3. Onboarding - managers, peers, training and technology all need to come together to create a smooth transition into the organisation. This should be an experience that leaves new employees feeling your organisation is happy to have them. Again, your recruiting partner can support with elements at this stage but good communication is required for a seamless introduction.

4. Development - keeps employees up to date with everything they need to know through a combination of formal and on-the-job training. This can also include schemes like apprenticeships and graduate programmes as well as mandatory training. HR’s aim is to ensure staff feel that they’re learning, growing and making a difference.

5. Retention - recognising employees’ efforts through bonuses, pay increases, recognition and promotion are all key to keeping people happy, engaged, motivated and willing to stay. Career paths and development also play a large part so compensation and benefits and learning and development need to align. If your people feel that they matter to your company, you’re doing this right.

6. Separation - whether an employee decides to leave, is fired, made redundant or they retire, you need to have an exit process. Understanding the reasons for people leaving will help to improve your HR and management processes and keep turnover at the right level for your organisation. Exit interviews are a useful tool at this stage of the life cycle to understand undesirable exits. Do this stage well and your people might want to come back and work for you in the future.

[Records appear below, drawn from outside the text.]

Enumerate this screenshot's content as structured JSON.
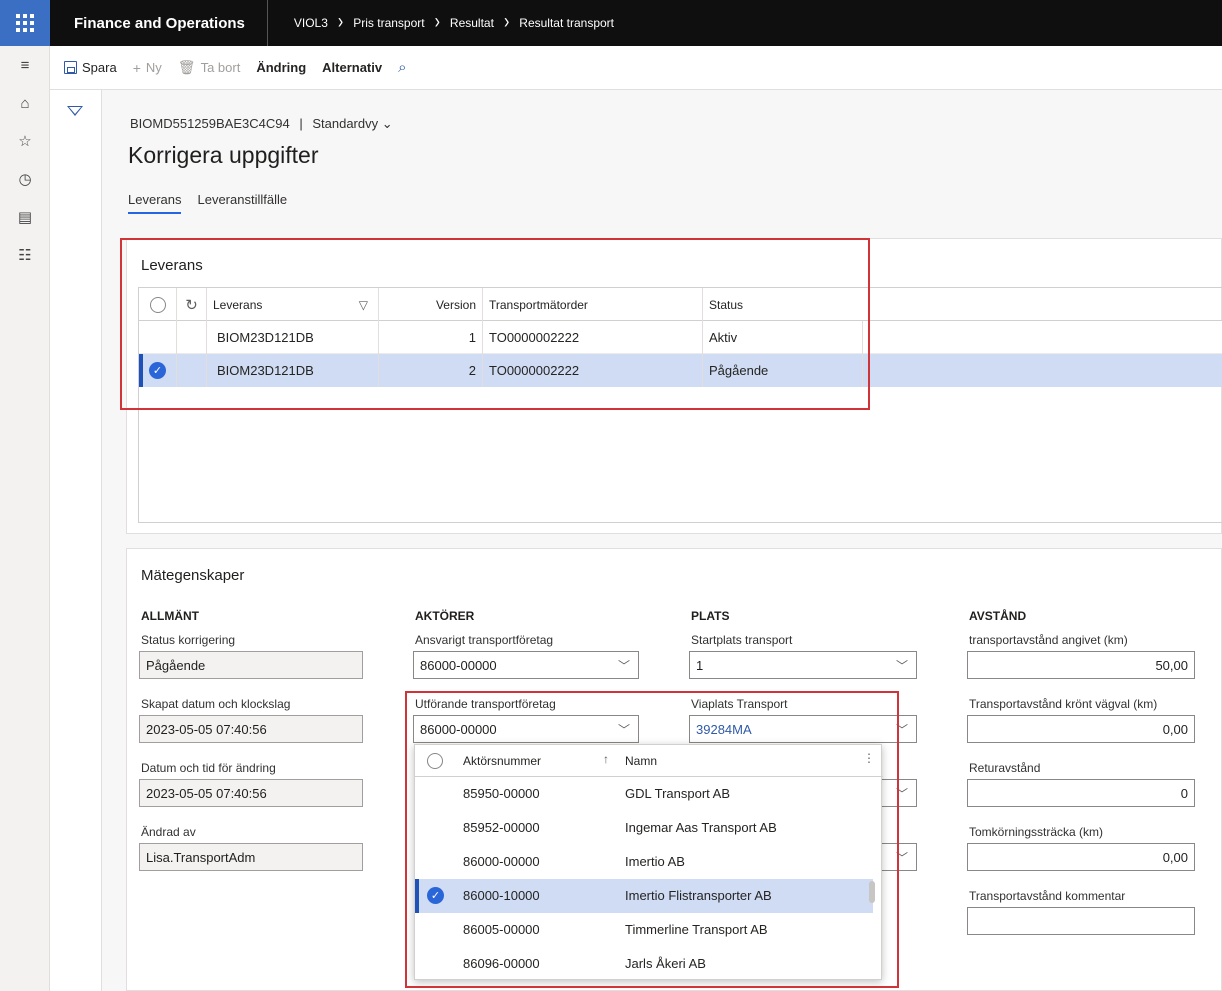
{
  "app": {
    "title": "Finance and Operations"
  },
  "breadcrumb": [
    "VIOL3",
    "Pris transport",
    "Resultat",
    "Resultat transport"
  ],
  "actions": {
    "save": "Spara",
    "new": "Ny",
    "delete": "Ta bort",
    "edit": "Ändring",
    "options": "Alternativ"
  },
  "page": {
    "record_id": "BIOMD551259BAE3C4C94",
    "separator": "|",
    "view": "Standardvy",
    "title": "Korrigera uppgifter"
  },
  "tabs": [
    "Leverans",
    "Leveranstillfälle"
  ],
  "leverans": {
    "title": "Leverans",
    "columns": {
      "leverans": "Leverans",
      "version": "Version",
      "order": "Transportmätorder",
      "status": "Status"
    },
    "rows": [
      {
        "leverans": "BIOM23D121DB",
        "version": "1",
        "order": "TO0000002222",
        "status": "Aktiv"
      },
      {
        "leverans": "BIOM23D121DB",
        "version": "2",
        "order": "TO0000002222",
        "status": "Pågående"
      }
    ]
  },
  "matt": {
    "title": "Mätegenskaper",
    "allmant": {
      "heading": "ALLMÄNT",
      "status_label": "Status korrigering",
      "status_value": "Pågående",
      "created_label": "Skapat datum och klockslag",
      "created_value": "2023-05-05 07:40:56",
      "changed_label": "Datum och tid för ändring",
      "changed_value": "2023-05-05 07:40:56",
      "changedby_label": "Ändrad av",
      "changedby_value": "Lisa.TransportAdm"
    },
    "aktorer": {
      "heading": "AKTÖRER",
      "responsible_label": "Ansvarigt transportföretag",
      "responsible_value": "86000-00000",
      "performing_label": "Utförande transportföretag",
      "performing_value": "86000-00000"
    },
    "plats": {
      "heading": "PLATS",
      "start_label": "Startplats transport",
      "start_value": "1",
      "via_label": "Viaplats Transport",
      "via_value": "39284MA"
    },
    "avstand": {
      "heading": "AVSTÅND",
      "given_label": "transportavstånd angivet (km)",
      "given_value": "50,00",
      "crowned_label": "Transportavstånd krönt vägval (km)",
      "crowned_value": "0,00",
      "return_label": "Returavstånd",
      "return_value": "0",
      "empty_label": "Tomkörningssträcka (km)",
      "empty_value": "0,00",
      "comment_label": "Transportavstånd kommentar",
      "comment_value": ""
    }
  },
  "lookup": {
    "col_number": "Aktörsnummer",
    "col_name": "Namn",
    "rows": [
      {
        "number": "85950-00000",
        "name": "GDL Transport AB"
      },
      {
        "number": "85952-00000",
        "name": "Ingemar Aas Transport AB"
      },
      {
        "number": "86000-00000",
        "name": "Imertio AB"
      },
      {
        "number": "86000-10000",
        "name": "Imertio Flistransporter AB"
      },
      {
        "number": "86005-00000",
        "name": "Timmerline Transport AB"
      },
      {
        "number": "86096-00000",
        "name": "Jarls Åkeri AB"
      }
    ],
    "selected_index": 3
  },
  "colors": {
    "accent": "#2266e3",
    "selection": "#cfdcf3",
    "highlight_box": "#d13438",
    "waffle": "#3a6fc4"
  }
}
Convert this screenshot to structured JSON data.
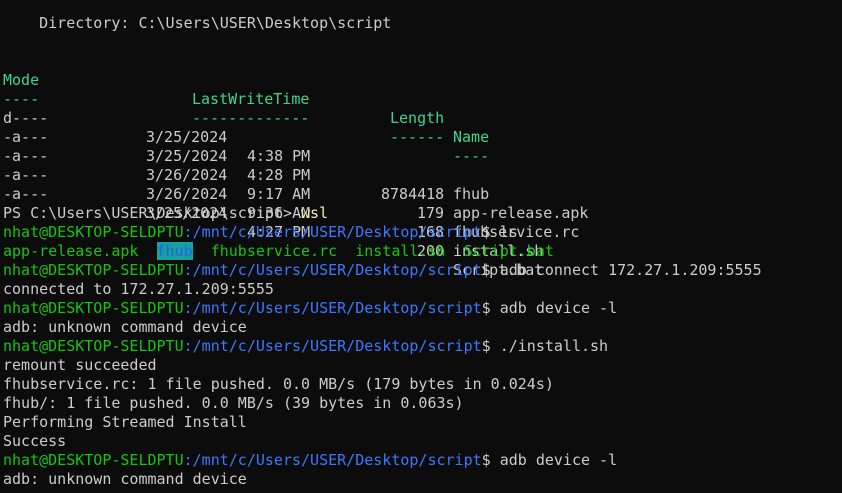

And they’ll also have good things to say about your organisation which will feed into the very first stage of this cycle.

For the life cycle to work effectively, interdependencies and employee touch points must be fully understood and supported. For businesses that get this right there’s a rich reward: talented, engaged employees who are committed to driving sustained results and competitive advantage.

So what does HR need to do to bring a cradle to grave strategy to life?

Collaborate. Communicate. Engage.

Implementing this kind of strategy relies on HR teams to stop functioning in silos or working in disjointed ways. It requires an honest evaluation of the strengths and weaknesses within the HR team. And it might mean a re-organisation of structures, roles or communications so each area works more closely together instead of competing for budget or influence.

 To understand how to achieve this follow these steps:

1. Outline the desired outcomes for the company and employees at each stage of the life cycle

2. Identify gaps between the current experience and the experience that would drive the desired outcomes in terms of what people do and how they do it

3. Identify touch points where different areas of HR should work together. This might mean:

a. Internal communications working closely with recruitment to ensure job adverts align to the employer value proposition

b. Compensation and benefits working with recruitment to ensure jobs are benchmarked correctly and advertised with the right package

c. Learning and development collaborating with HR business partners to ensure changes to the career paths are rolled out effectively to managers

4. Pay particular attention to the transition between each stage where people might get lost then adjust policies, procedures, programs and communications to guide people effectively

 Without a comprehensive plan that joins all the dots, your people will slip through the gaps between HR processes and will feel like your organisation isn’t doing enough. By taking great care of your people at every stage of their employment journey, you’ll get the very best from your workforce and enhance your bottom line.

We Are Adam provides high quality recruitment support across the first three stages of the employee lifecycle. Get in touch to discuss your latest recruitment challenge on 0161 359 3789 or on 0207 871 7665 or at hello@weareadam.com.